bring in at least $20,000.
The foundation uses the money it raises to pay for supplies,
programs and personnel at the school.
"The events we've had are small, but they add up," foundation
President Sandy Rinder said. Parents and foundation members are
brainstorming ideas for different ways to replenish the missing
The events so far in 2004 have been proposed by parents and
A student's parent who was working on a new movie starring Hilary
Duff invited two students to visit the set and meet the star. The
foundation raffled tickets for two weeks at $1 each and raised $570.
The students visited the set Wednesday.
The East Coast-based company Computers for Education also
contacted Rinder. The company asked students to sign up family and
friends for subscription offers with no obligation to buy. For every
11 people students registered, the company gave the school $5. The
company is still counting the number of people who signed up, Rinder
said, adding that she expects to raise at least $500.
A Montrose business owner offered the foundation a dine-out night

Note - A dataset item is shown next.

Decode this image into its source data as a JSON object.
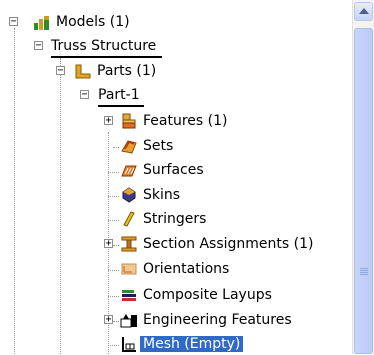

at his restaurant, Havana Beach Cafe on Honolulu Avenue. The event
was Wednesday and the owner returned 25% of the night's sales to the
foundation -- almost $200.
Restaurant owner Mel Barauskas said that he regularly allows
organizations to have fundraisers at Havana, but usually offers 10%
to 12% of sales. He made an exception for Lincoln because of the
Rinder said more parents are offering ideas to raise money.
The foundation's major fundraiser is in March, when it has the
Lincoln Elementary Jog-a-Thon, which raises between $20,000 and
$25,000 every year. In it, students get sponsors who pay for each lap
they complete around the playground.
The foundation had earmarked the stolen money for computers, an
arts program and to increase the grass area at the school.
Kenya Duke-Owens was arrested Dec. 5 on suspicion of embezzling
the money, but her arraignment was postponed last month while
Glendale Police detectives continue their investigation. Duke-Owens
was president and treasurer of the foundation when her child was a
sixth-grader at the school last year.